The Minnesota Humanities Center is bringing the traveling Smithsonian Institution exhibition, "Water/Ways," to Detroit Lakes this week, as the final stop on the exhibit's Minnesota tour. "The grand opening is Saturday, Feb. 25," says Becky Mitchell, executive director of the Becker County Historical Society & Museum, which will be housing the exhibit. "The 10 a.m. opening ceremonies are open to the public, and there will be a sneak peek for museum members from 9 to 10 a.m."
The Detroit Lakes City Council proved that citizen input can make a difference at its Tuesday night meeting, as not just one, but two items on the agenda were shot down by opposition from local residents — although it may only be a temporary delay in one instance. By a 6-1 vote, action was tabled on a resolution authorizing Mayor Matt Brenk and City Administrator Kelcey Klemm to seek special legislation from the Minnesota State Legislature to implement a local option sales tax.
It may have started as a joke, but the women of Grace Lutheran Church have turned their winter supper into a Detroit Lakes tradition that spans more than a decade. When Ruby Kiihn, then president of the Grace Lutheran Church Women, first proposed that the group host a Cabin Fever Supper back in 2007, it was done with tongue firmly planted in cheek. "I said it as a joke," Kiihn recalled. "But the others all thought it was a good idea."

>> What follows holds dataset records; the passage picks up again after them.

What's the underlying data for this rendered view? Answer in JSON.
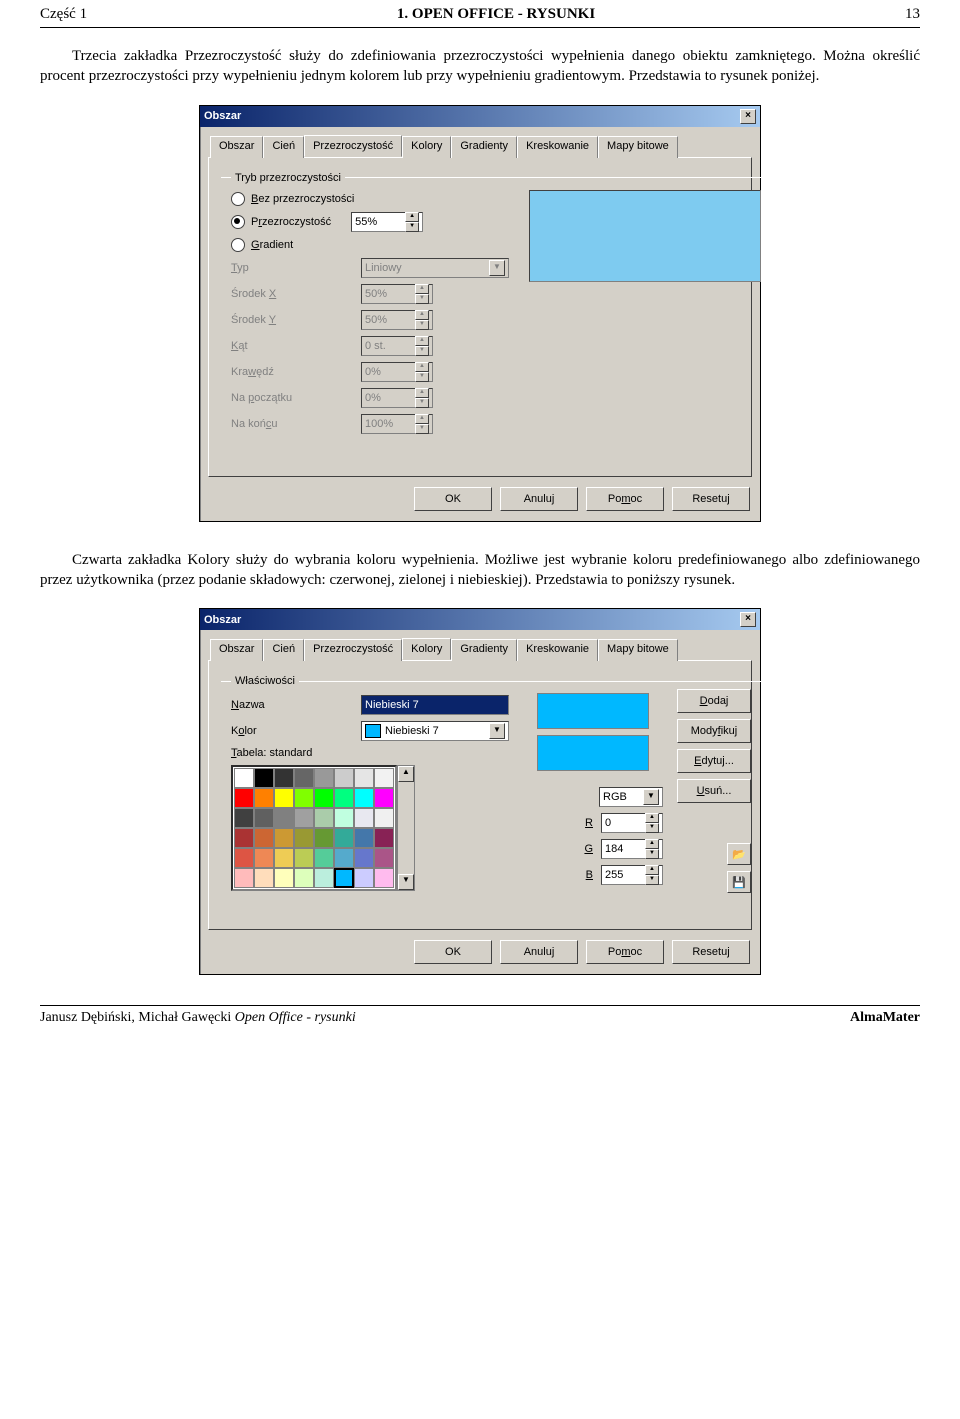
{
  "header": {
    "left": "Część 1",
    "center": "1. OPEN OFFICE - RYSUNKI",
    "right": "13"
  },
  "para1": "Trzecia zakładka Przezroczystość służy do zdefiniowania przezroczystości wypełnienia danego obiektu zamkniętego. Można określić procent przezroczystości przy wypełnieniu jednym kolorem lub przy wypełnieniu gradientowym. Przedstawia to rysunek poniżej.",
  "para2": "Czwarta zakładka Kolory służy do wybrania koloru wypełnienia. Możliwe jest wybranie koloru predefiniowanego albo zdefiniowanego przez użytkownika (przez podanie składowych: czerwonej, zielonej i niebieskiej). Przedstawia to poniższy rysunek.",
  "dialog1": {
    "title": "Obszar",
    "tabs": [
      "Obszar",
      "Cień",
      "Przezroczystość",
      "Kolory",
      "Gradienty",
      "Kreskowanie",
      "Mapy bitowe"
    ],
    "active_tab": "Przezroczystość",
    "groupbox": "Tryb przezroczystości",
    "radios": {
      "none": "Bez przezroczystości",
      "trans": "Przezroczystość",
      "grad": "Gradient"
    },
    "trans_value": "55%",
    "fields": {
      "typ": {
        "label": "Typ",
        "value": "Liniowy"
      },
      "srodekx": {
        "label": "Środek X",
        "value": "50%"
      },
      "srodeky": {
        "label": "Środek Y",
        "value": "50%"
      },
      "kat": {
        "label": "Kąt",
        "value": "0 st."
      },
      "krawedz": {
        "label": "Krawędź",
        "value": "0%"
      },
      "napocz": {
        "label": "Na początku",
        "value": "0%"
      },
      "nakon": {
        "label": "Na końcu",
        "value": "100%"
      }
    },
    "buttons": {
      "ok": "OK",
      "cancel": "Anuluj",
      "help": "Pomoc",
      "reset": "Resetuj"
    }
  },
  "dialog2": {
    "title": "Obszar",
    "tabs": [
      "Obszar",
      "Cień",
      "Przezroczystość",
      "Kolory",
      "Gradienty",
      "Kreskowanie",
      "Mapy bitowe"
    ],
    "active_tab": "Kolory",
    "groupbox": "Właściwości",
    "name_label": "Nazwa",
    "name_value": "Niebieski 7",
    "color_label": "Kolor",
    "color_value": "Niebieski 7",
    "table_label": "Tabela: standard",
    "model_label": "RGB",
    "rgb": {
      "r_label": "R",
      "r": "0",
      "g_label": "G",
      "g": "184",
      "b_label": "B",
      "b": "255"
    },
    "side_buttons": {
      "add": "Dodaj",
      "modify": "Modyfikuj",
      "edit": "Edytuj...",
      "delete": "Usuń..."
    },
    "preview_top": "#00b8ff",
    "preview_bottom": "#00b8ff",
    "palette": [
      "#ffffff",
      "#000000",
      "#333333",
      "#666666",
      "#999999",
      "#cccccc",
      "#e5e5e5",
      "#f2f2f2",
      "#ff0000",
      "#ff8000",
      "#ffff00",
      "#80ff00",
      "#00ff00",
      "#00ff80",
      "#00ffff",
      "#ff00ff",
      "#404040",
      "#606060",
      "#808080",
      "#a0a0a0",
      "#aaccaa",
      "#c0ffe0",
      "#e8e8f0",
      "#f0f0f0",
      "#aa3333",
      "#cc6633",
      "#cc9933",
      "#999933",
      "#669933",
      "#33aa99",
      "#4477aa",
      "#882255",
      "#dd5544",
      "#ee8855",
      "#eecc55",
      "#bbcc55",
      "#55cc99",
      "#55aacc",
      "#6677cc",
      "#aa5588",
      "#ffbbbb",
      "#ffddbb",
      "#ffffbb",
      "#ddffbb",
      "#bbeedd",
      "#00b8ff",
      "#ccccff",
      "#ffbbee"
    ],
    "selected_index": 45,
    "buttons": {
      "ok": "OK",
      "cancel": "Anuluj",
      "help": "Pomoc",
      "reset": "Resetuj"
    }
  },
  "footer": {
    "left_authors": "Janusz Dębiński, Michał Gawęcki ",
    "left_title": "Open Office - rysunki",
    "right": "AlmaMater"
  }
}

Though the Dakota Access Pipeline has been dominating regional news headlines for several months now, there is another oil project on the horizon that could have much bigger implications for northern Minnesota: Enbridge's Line 3 pipeline. Similar in size and purpose to the recently defeated Keystone XL pipeline, the $7.5 billion Line 3 is proposed to transport tar sands oil over 1,000 miles, from Hardisty, Alberta to Superior, Wis. — right through northern Minnesota.
Do you love that old time rock 'n' roll? Does it make you reminisce about the days of old? Then you might want to head on over to the Detroit Lakes Public Library this Monday, Feb. 13, for a free presentation by Minnesota author Rick Shefchik. Shefchik is the author of "Everybody's Heard About the Bird: The True Story of 1960s Rock 'n' Roll in Minnesota," and his 7 p.m. talk will be all about the Minnesota-grown bands and songs that made it big during that era.
Though the first weekend of Polar Fest 2017 is already in full swing, there's still time to sign up for — or make a pledge to — the 21st Annual Polar Fest Plunge, which is set for 1 p.m. this coming Saturday, Feb. 18 in Detroit Lakes. "If you go to our website, www.bgcdl.org , there's a link to our Polar Fest Plunge toolkit," says Pat Petermann, executive director of the Detroit Lakes Boys & Girls Club, which is the beneficiary of the annual community fundraiser. The downloadable kit includes frequently asked questions, a list of fundraising incentives and more.
"It's a long way from Nashville," says country singer Zach Stone of Mahnomen's Shooting Star Casino, Hotel & Event Center, where he will be playing for three consecutive nights this Thursday through Saturday, Feb. 9-11. But Stone is happy to be back in the northern part of the country again. "We've played there (at Shooting Star) twice before and they really like us there," he added. "I've been doing shows since I was 12 years old — it's been a lifelong dream, for sure."
The weather outside may have been a bit frightful of late, but come this weekend, temperatures are slated to rise into the upper 30s — just in time for the start of Polar Fest 2017. Detroit Lakes' celebration of all things winter is actually slated to kick off on Thursday, Feb. 9, with the unveiling of Polar Fest's "official beer" at Lakeside Tavern. For the second year, Polar Fest Committee members will tap into the first keg of "Winter Shanty" — brewed especially for Polar Fest at DL's own Tavern Brewery — promptly at 4 p.m.